▶ **PROBLEM**
Below are records that must be duplicated exactly.

▶ **DATASET RECORDS**
━━━
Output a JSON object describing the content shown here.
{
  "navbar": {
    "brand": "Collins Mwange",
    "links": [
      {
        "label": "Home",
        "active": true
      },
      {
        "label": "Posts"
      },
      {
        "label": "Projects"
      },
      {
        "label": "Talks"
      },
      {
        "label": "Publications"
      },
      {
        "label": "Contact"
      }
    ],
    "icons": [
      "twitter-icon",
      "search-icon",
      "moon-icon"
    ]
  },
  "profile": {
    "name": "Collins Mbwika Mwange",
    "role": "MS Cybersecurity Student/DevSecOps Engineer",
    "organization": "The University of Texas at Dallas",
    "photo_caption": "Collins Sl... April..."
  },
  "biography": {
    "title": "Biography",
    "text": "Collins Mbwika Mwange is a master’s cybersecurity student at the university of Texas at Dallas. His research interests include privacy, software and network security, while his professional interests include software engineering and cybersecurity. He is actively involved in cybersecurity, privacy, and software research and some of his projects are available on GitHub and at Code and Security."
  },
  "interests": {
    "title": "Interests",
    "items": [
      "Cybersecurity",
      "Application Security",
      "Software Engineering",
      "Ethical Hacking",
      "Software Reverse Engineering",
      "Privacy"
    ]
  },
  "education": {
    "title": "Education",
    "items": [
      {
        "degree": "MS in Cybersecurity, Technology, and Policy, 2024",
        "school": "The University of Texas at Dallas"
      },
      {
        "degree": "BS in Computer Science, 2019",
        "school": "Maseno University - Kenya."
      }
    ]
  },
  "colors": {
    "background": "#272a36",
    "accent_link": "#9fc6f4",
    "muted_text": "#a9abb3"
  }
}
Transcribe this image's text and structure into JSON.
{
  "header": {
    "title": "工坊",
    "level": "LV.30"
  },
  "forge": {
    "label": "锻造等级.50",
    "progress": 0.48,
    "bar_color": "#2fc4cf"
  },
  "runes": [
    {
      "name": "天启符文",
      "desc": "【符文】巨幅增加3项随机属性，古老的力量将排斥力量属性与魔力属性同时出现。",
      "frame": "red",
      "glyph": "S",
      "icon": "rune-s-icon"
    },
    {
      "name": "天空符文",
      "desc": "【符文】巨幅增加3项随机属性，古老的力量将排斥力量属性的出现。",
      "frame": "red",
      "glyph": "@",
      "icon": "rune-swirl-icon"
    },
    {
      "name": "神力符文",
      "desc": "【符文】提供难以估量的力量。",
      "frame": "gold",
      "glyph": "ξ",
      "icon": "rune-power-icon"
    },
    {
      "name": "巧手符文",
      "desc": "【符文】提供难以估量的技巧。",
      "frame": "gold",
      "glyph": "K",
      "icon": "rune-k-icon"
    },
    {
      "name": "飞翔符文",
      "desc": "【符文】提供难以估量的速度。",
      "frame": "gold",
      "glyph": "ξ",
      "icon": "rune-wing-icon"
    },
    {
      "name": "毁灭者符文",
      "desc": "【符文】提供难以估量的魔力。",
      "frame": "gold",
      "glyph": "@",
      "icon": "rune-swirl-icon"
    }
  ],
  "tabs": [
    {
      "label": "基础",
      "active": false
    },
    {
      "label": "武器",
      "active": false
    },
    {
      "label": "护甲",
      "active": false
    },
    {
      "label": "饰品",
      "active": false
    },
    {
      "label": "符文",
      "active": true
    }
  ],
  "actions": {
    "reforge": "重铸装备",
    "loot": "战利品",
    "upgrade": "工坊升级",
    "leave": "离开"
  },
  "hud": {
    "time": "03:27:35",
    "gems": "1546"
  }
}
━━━
▶ **EXPECTED OUTPUT**
Output a JSON object describing the content shown here.
{
  "navbar": {
    "brand": "Collins Mwange",
    "links": [
      {
        "label": "Home",
        "active": true
      },
      {
        "label": "Posts"
      },
      {
        "label": "Projects"
      },
      {
        "label": "Talks"
      },
      {
        "label": "Publications"
      },
      {
        "label": "Contact"
      }
    ],
    "icons": [
      "twitter-icon",
      "search-icon",
      "moon-icon"
    ]
  },
  "profile": {
    "name": "Collins Mbwika Mwange",
    "role": "MS Cybersecurity Student/DevSecOps Engineer",
    "organization": "The University of Texas at Dallas",
    "photo_caption": "Collins Sl... April..."
  },
  "biography": {
    "title": "Biography",
    "text": "Collins Mbwika Mwange is a master’s cybersecurity student at the university of Texas at Dallas. His research interests include privacy, software and network security, while his professional interests include software engineering and cybersecurity. He is actively involved in cybersecurity, privacy, and software research and some of his projects are available on GitHub and at Code and Security."
  },
  "interests": {
    "title": "Interests",
    "items": [
      "Cybersecurity",
      "Application Security",
      "Software Engineering",
      "Ethical Hacking",
      "Software Reverse Engineering",
      "Privacy"
    ]
  },
  "education": {
    "title": "Education",
    "items": [
      {
        "degree": "MS in Cybersecurity, Technology, and Policy, 2024",
        "school": "The University of Texas at Dallas"
      },
      {
        "degree": "BS in Computer Science, 2019",
        "school": "Maseno University - Kenya."
      }
    ]
  },
  "colors": {
    "background": "#272a36",
    "accent_link": "#9fc6f4",
    "muted_text": "#a9abb3"
  }
}
Transcribe this image's text and structure into JSON.
{
  "header": {
    "title": "工坊",
    "level": "LV.30"
  },
  "forge": {
    "label": "锻造等级.50",
    "progress": 0.48,
    "bar_color": "#2fc4cf"
  },
  "runes": [
    {
      "name": "天启符文",
      "desc": "【符文】巨幅增加3项随机属性，古老的力量将排斥力量属性与魔力属性同时出现。",
      "frame": "red",
      "glyph": "S",
      "icon": "rune-s-icon"
    },
    {
      "name": "天空符文",
      "desc": "【符文】巨幅增加3项随机属性，古老的力量将排斥力量属性的出现。",
      "frame": "red",
      "glyph": "@",
      "icon": "rune-swirl-icon"
    },
    {
      "name": "神力符文",
      "desc": "【符文】提供难以估量的力量。",
      "frame": "gold",
      "glyph": "ξ",
      "icon": "rune-power-icon"
    },
    {
      "name": "巧手符文",
      "desc": "【符文】提供难以估量的技巧。",
      "frame": "gold",
      "glyph": "K",
      "icon": "rune-k-icon"
    },
    {
      "name": "飞翔符文",
      "desc": "【符文】提供难以估量的速度。",
      "frame": "gold",
      "glyph": "ξ",
      "icon": "rune-wing-icon"
    },
    {
      "name": "毁灭者符文",
      "desc": "【符文】提供难以估量的魔力。",
      "frame": "gold",
      "glyph": "@",
      "icon": "rune-swirl-icon"
    }
  ],
  "tabs": [
    {
      "label": "基础",
      "active": false
    },
    {
      "label": "武器",
      "active": false
    },
    {
      "label": "护甲",
      "active": false
    },
    {
      "label": "饰品",
      "active": false
    },
    {
      "label": "符文",
      "active": true
    }
  ],
  "actions": {
    "reforge": "重铸装备",
    "loot": "战利品",
    "upgrade": "工坊升级",
    "leave": "离开"
  },
  "hud": {
    "time": "03:27:35",
    "gems": "1546"
  }
}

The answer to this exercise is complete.